WHAT IS EXPECTED :: Print every entry exactly as written and exclude all images.

Excerpts from an interface dataset
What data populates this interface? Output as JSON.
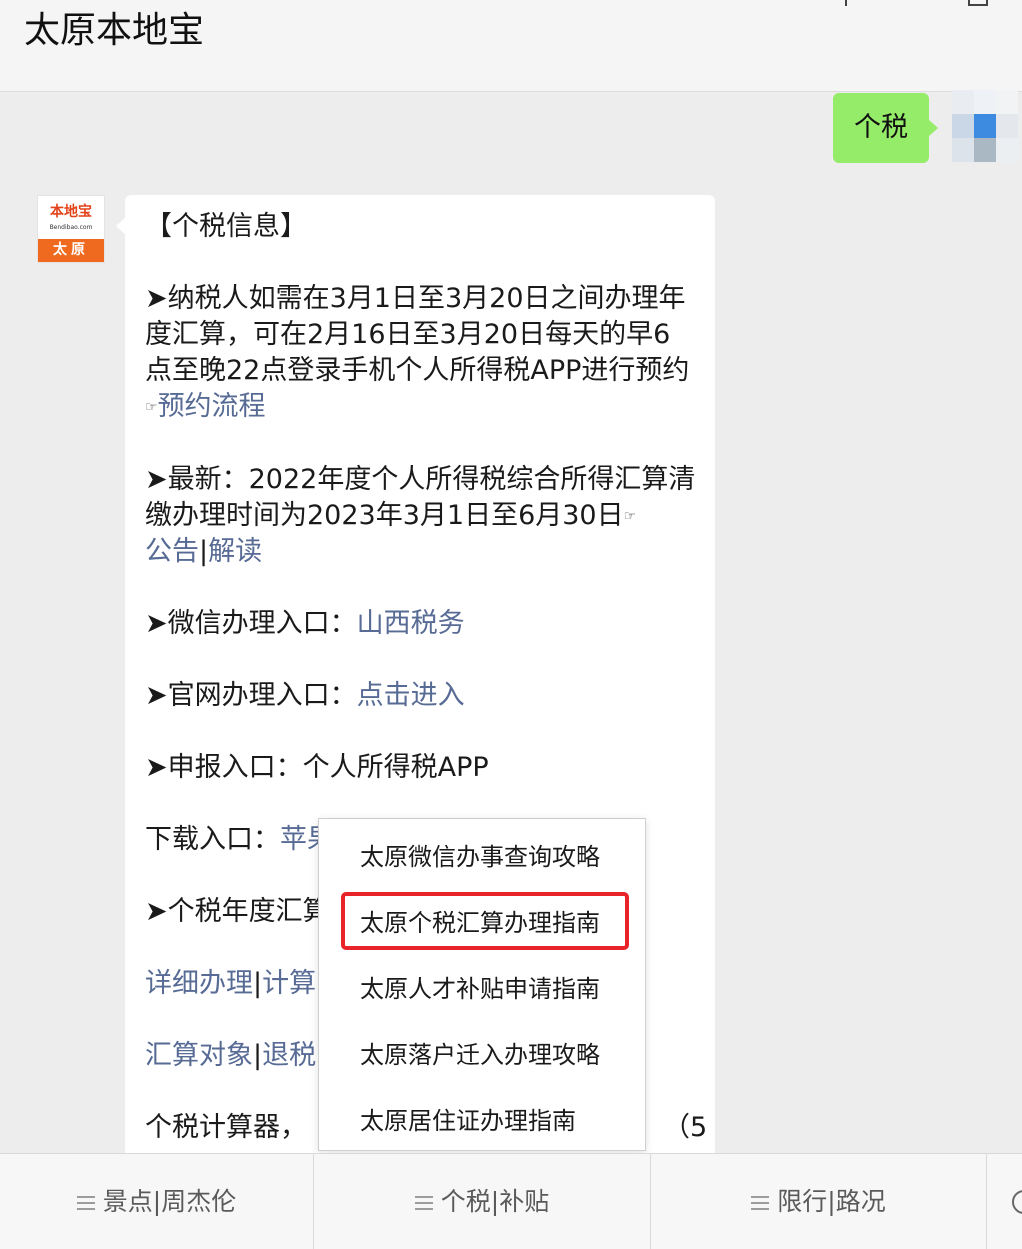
{
  "window": {
    "title": "太原本地宝"
  },
  "outgoing_message": {
    "text": "个税"
  },
  "bot": {
    "avatar_top": "本地宝",
    "avatar_url": "Bendibao.com",
    "avatar_city": "太原"
  },
  "message": {
    "heading": "【个税信息】",
    "p1_text": "➤纳税人如需在3月1日至3月20日之间办理年度汇算，可在2月16日至3月20日每天的早6点至晚22点登录手机个人所得税APP进行预约",
    "p1_hand": "☞",
    "p1_link": "预约流程",
    "p2_text": "➤最新：2022年度个人所得税综合所得汇算清缴办理时间为2023年3月1日至6月30日",
    "p2_hand": "☞",
    "p2_link1": "公告",
    "p2_sep": "|",
    "p2_link2": "解读",
    "p3_label": "➤微信办理入口：",
    "p3_link": "山西税务",
    "p4_label": "➤官网办理入口：",
    "p4_link": "点击进入",
    "p5_text": "➤申报入口：个人所得税APP",
    "p6_label": "下载入口：",
    "p6_link": "苹果",
    "p7_text": "➤个税年度汇算",
    "p8_link1": "详细办理",
    "p8_sep": "|",
    "p8_link2": "计算",
    "p9_link1": "汇算对象",
    "p9_sep": "|",
    "p9_link2": "退税",
    "p10_text": "个税计算器，",
    "p10_tail": "（5"
  },
  "popup_menu": {
    "items": [
      "太原微信办事查询攻略",
      "太原个税汇算办理指南",
      "太原人才补贴申请指南",
      "太原落户迁入办理攻略",
      "太原居住证办理指南"
    ],
    "highlighted_index": 1,
    "highlight_color": "#e8232a"
  },
  "bottom_menu": {
    "tabs": [
      "景点|周杰伦",
      "个税|补贴",
      "限行|路况"
    ]
  },
  "colors": {
    "outgoing_bubble": "#95ec69",
    "link": "#576b95",
    "background": "#ededed"
  }
}
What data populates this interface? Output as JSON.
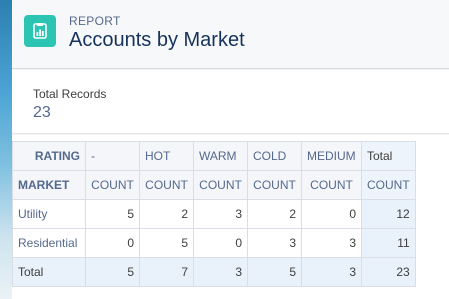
{
  "header": {
    "eyebrow": "REPORT",
    "title": "Accounts by Market",
    "icon": "report-icon",
    "icon_color": "#2cc5b3"
  },
  "summary": {
    "label": "Total Records",
    "value": "23"
  },
  "matrix": {
    "corner_row_label": "RATING",
    "corner_col_label": "MARKET",
    "columns": [
      "-",
      "HOT",
      "WARM",
      "COLD",
      "MEDIUM",
      "Total"
    ],
    "subheader": [
      "COUNT",
      "COUNT",
      "COUNT",
      "COUNT",
      "COUNT",
      "COUNT"
    ],
    "rows": [
      {
        "label": "Utility",
        "values": [
          "5",
          "2",
          "3",
          "2",
          "0",
          "12"
        ]
      },
      {
        "label": "Residential",
        "values": [
          "0",
          "5",
          "0",
          "3",
          "3",
          "11"
        ]
      }
    ],
    "total_row": {
      "label": "Total",
      "values": [
        "5",
        "7",
        "3",
        "5",
        "3",
        "23"
      ]
    }
  }
}
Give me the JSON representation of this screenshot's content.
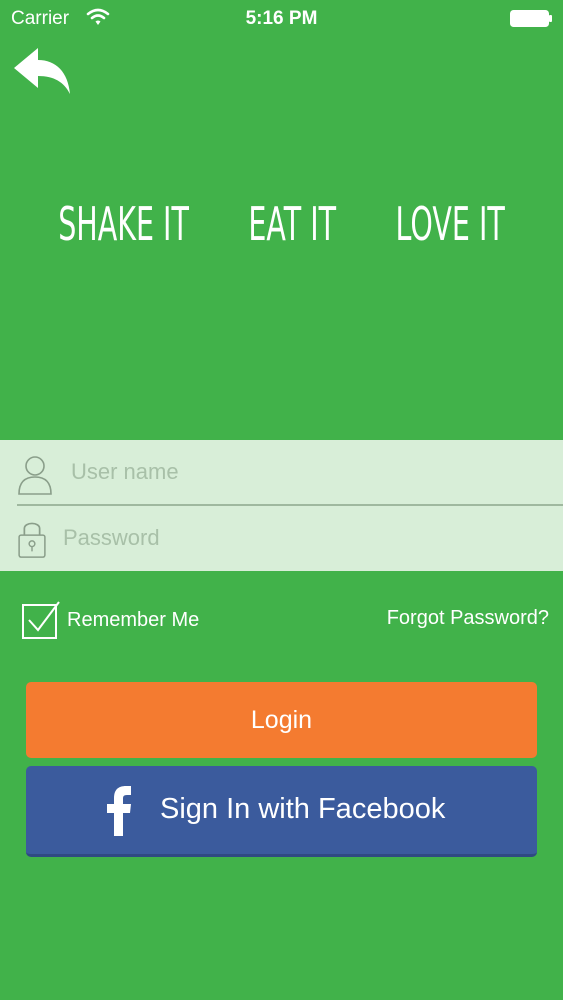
{
  "status_bar": {
    "carrier": "Carrier",
    "time": "5:16 PM",
    "wifi_icon": "wifi-icon",
    "battery_icon": "battery-icon"
  },
  "header": {
    "back_icon": "back-arrow-icon",
    "tagline": [
      "SHAKE IT",
      "EAT IT",
      "LOVE IT"
    ]
  },
  "form": {
    "username_placeholder": "User name",
    "username_value": "",
    "password_placeholder": "Password",
    "password_value": "",
    "username_icon": "user-icon",
    "password_icon": "lock-icon"
  },
  "options": {
    "remember_label": "Remember Me",
    "remember_checked": true,
    "forgot_label": "Forgot Password?"
  },
  "actions": {
    "login_label": "Login",
    "facebook_label": "Sign In with Facebook",
    "facebook_icon": "facebook-icon"
  },
  "colors": {
    "background": "#41b24a",
    "form_panel": "#d8eed8",
    "login": "#f47b30",
    "facebook": "#3b5b9d"
  }
}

ANSWER BOX ::
What data populates this interface? Output as JSON.
{
  "window": {
    "title": "太原本地宝"
  },
  "outgoing_message": {
    "text": "个税"
  },
  "bot": {
    "avatar_top": "本地宝",
    "avatar_url": "Bendibao.com",
    "avatar_city": "太原"
  },
  "message": {
    "heading": "【个税信息】",
    "p1_text": "➤纳税人如需在3月1日至3月20日之间办理年度汇算，可在2月16日至3月20日每天的早6点至晚22点登录手机个人所得税APP进行预约",
    "p1_hand": "☞",
    "p1_link": "预约流程",
    "p2_text": "➤最新：2022年度个人所得税综合所得汇算清缴办理时间为2023年3月1日至6月30日",
    "p2_hand": "☞",
    "p2_link1": "公告",
    "p2_sep": "|",
    "p2_link2": "解读",
    "p3_label": "➤微信办理入口：",
    "p3_link": "山西税务",
    "p4_label": "➤官网办理入口：",
    "p4_link": "点击进入",
    "p5_text": "➤申报入口：个人所得税APP",
    "p6_label": "下载入口：",
    "p6_link": "苹果",
    "p7_text": "➤个税年度汇算",
    "p8_link1": "详细办理",
    "p8_sep": "|",
    "p8_link2": "计算",
    "p9_link1": "汇算对象",
    "p9_sep": "|",
    "p9_link2": "退税",
    "p10_text": "个税计算器，",
    "p10_tail": "（5"
  },
  "popup_menu": {
    "items": [
      "太原微信办事查询攻略",
      "太原个税汇算办理指南",
      "太原人才补贴申请指南",
      "太原落户迁入办理攻略",
      "太原居住证办理指南"
    ],
    "highlighted_index": 1,
    "highlight_color": "#e8232a"
  },
  "bottom_menu": {
    "tabs": [
      "景点|周杰伦",
      "个税|补贴",
      "限行|路况"
    ]
  },
  "colors": {
    "outgoing_bubble": "#95ec69",
    "link": "#576b95",
    "background": "#ededed"
  }
}
What data populates this interface? Output as JSON.
{
  "header": {
    "eyebrow": "REPORT",
    "title": "Accounts by Market",
    "icon": "report-icon",
    "icon_color": "#2cc5b3"
  },
  "summary": {
    "label": "Total Records",
    "value": "23"
  },
  "matrix": {
    "corner_row_label": "RATING",
    "corner_col_label": "MARKET",
    "columns": [
      "-",
      "HOT",
      "WARM",
      "COLD",
      "MEDIUM",
      "Total"
    ],
    "subheader": [
      "COUNT",
      "COUNT",
      "COUNT",
      "COUNT",
      "COUNT",
      "COUNT"
    ],
    "rows": [
      {
        "label": "Utility",
        "values": [
          "5",
          "2",
          "3",
          "2",
          "0",
          "12"
        ]
      },
      {
        "label": "Residential",
        "values": [
          "0",
          "5",
          "0",
          "3",
          "3",
          "11"
        ]
      }
    ],
    "total_row": {
      "label": "Total",
      "values": [
        "5",
        "7",
        "3",
        "5",
        "3",
        "23"
      ]
    }
  }
}
Give me the JSON representation of this screenshot's content.
{
  "status_bar": {
    "carrier": "Carrier",
    "time": "5:16 PM",
    "wifi_icon": "wifi-icon",
    "battery_icon": "battery-icon"
  },
  "header": {
    "back_icon": "back-arrow-icon",
    "tagline": [
      "SHAKE IT",
      "EAT IT",
      "LOVE IT"
    ]
  },
  "form": {
    "username_placeholder": "User name",
    "username_value": "",
    "password_placeholder": "Password",
    "password_value": "",
    "username_icon": "user-icon",
    "password_icon": "lock-icon"
  },
  "options": {
    "remember_label": "Remember Me",
    "remember_checked": true,
    "forgot_label": "Forgot Password?"
  },
  "actions": {
    "login_label": "Login",
    "facebook_label": "Sign In with Facebook",
    "facebook_icon": "facebook-icon"
  },
  "colors": {
    "background": "#41b24a",
    "form_panel": "#d8eed8",
    "login": "#f47b30",
    "facebook": "#3b5b9d"
  }
}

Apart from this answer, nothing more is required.